**Exercise prompt:** Please retype the records below exactly as they appear, but leave out the pictures.

**Recorded data:**

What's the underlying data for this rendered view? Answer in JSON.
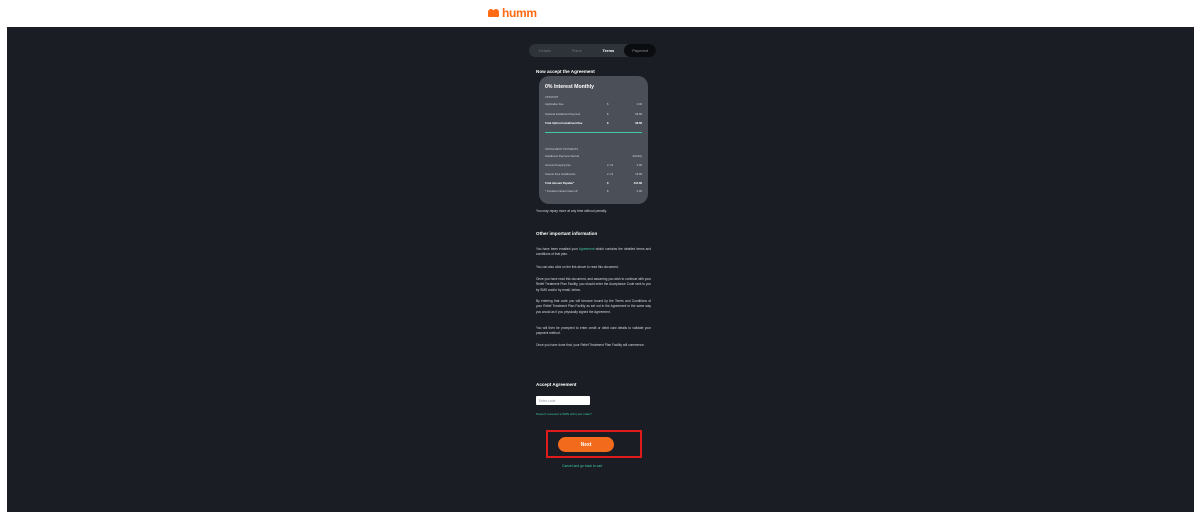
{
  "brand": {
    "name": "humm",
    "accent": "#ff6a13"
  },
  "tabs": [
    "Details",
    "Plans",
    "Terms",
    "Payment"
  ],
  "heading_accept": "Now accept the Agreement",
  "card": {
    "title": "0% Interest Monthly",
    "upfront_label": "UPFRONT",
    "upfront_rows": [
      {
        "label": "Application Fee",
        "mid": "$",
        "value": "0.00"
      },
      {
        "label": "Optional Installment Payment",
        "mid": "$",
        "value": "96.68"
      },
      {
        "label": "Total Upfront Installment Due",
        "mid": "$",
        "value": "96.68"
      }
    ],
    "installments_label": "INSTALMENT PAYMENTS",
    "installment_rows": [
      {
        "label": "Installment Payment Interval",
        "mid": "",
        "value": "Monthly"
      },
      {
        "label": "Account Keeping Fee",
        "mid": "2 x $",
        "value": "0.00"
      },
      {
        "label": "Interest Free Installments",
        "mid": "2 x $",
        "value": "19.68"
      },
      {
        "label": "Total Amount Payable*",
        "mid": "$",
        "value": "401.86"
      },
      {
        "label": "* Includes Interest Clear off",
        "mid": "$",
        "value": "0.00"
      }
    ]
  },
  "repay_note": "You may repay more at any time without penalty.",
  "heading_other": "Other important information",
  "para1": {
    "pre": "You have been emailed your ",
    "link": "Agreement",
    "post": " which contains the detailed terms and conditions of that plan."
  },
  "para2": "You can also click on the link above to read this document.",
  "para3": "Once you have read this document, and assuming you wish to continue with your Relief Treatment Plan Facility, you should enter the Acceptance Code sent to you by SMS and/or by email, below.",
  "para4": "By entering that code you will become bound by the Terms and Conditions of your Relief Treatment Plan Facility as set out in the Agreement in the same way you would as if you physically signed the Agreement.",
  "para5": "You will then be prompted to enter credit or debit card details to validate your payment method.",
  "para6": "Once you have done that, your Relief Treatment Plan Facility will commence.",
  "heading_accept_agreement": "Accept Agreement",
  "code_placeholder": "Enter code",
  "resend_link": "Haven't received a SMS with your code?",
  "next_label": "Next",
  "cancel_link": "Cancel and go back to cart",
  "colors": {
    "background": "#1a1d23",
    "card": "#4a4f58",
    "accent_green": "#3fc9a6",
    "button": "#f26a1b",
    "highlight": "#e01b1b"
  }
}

**Task answer:**
What's the underlying data for this rendered view? Answer in JSON.
{
  "brand": {
    "name": "humm",
    "accent": "#ff6a13"
  },
  "tabs": [
    "Details",
    "Plans",
    "Terms",
    "Payment"
  ],
  "heading_accept": "Now accept the Agreement",
  "card": {
    "title": "0% Interest Monthly",
    "upfront_label": "UPFRONT",
    "upfront_rows": [
      {
        "label": "Application Fee",
        "mid": "$",
        "value": "0.00"
      },
      {
        "label": "Optional Installment Payment",
        "mid": "$",
        "value": "96.68"
      },
      {
        "label": "Total Upfront Installment Due",
        "mid": "$",
        "value": "96.68"
      }
    ],
    "installments_label": "INSTALMENT PAYMENTS",
    "installment_rows": [
      {
        "label": "Installment Payment Interval",
        "mid": "",
        "value": "Monthly"
      },
      {
        "label": "Account Keeping Fee",
        "mid": "2 x $",
        "value": "0.00"
      },
      {
        "label": "Interest Free Installments",
        "mid": "2 x $",
        "value": "19.68"
      },
      {
        "label": "Total Amount Payable*",
        "mid": "$",
        "value": "401.86"
      },
      {
        "label": "* Includes Interest Clear off",
        "mid": "$",
        "value": "0.00"
      }
    ]
  },
  "repay_note": "You may repay more at any time without penalty.",
  "heading_other": "Other important information",
  "para1": {
    "pre": "You have been emailed your ",
    "link": "Agreement",
    "post": " which contains the detailed terms and conditions of that plan."
  },
  "para2": "You can also click on the link above to read this document.",
  "para3": "Once you have read this document, and assuming you wish to continue with your Relief Treatment Plan Facility, you should enter the Acceptance Code sent to you by SMS and/or by email, below.",
  "para4": "By entering that code you will become bound by the Terms and Conditions of your Relief Treatment Plan Facility as set out in the Agreement in the same way you would as if you physically signed the Agreement.",
  "para5": "You will then be prompted to enter credit or debit card details to validate your payment method.",
  "para6": "Once you have done that, your Relief Treatment Plan Facility will commence.",
  "heading_accept_agreement": "Accept Agreement",
  "code_placeholder": "Enter code",
  "resend_link": "Haven't received a SMS with your code?",
  "next_label": "Next",
  "cancel_link": "Cancel and go back to cart",
  "colors": {
    "background": "#1a1d23",
    "card": "#4a4f58",
    "accent_green": "#3fc9a6",
    "button": "#f26a1b",
    "highlight": "#e01b1b"
  }
}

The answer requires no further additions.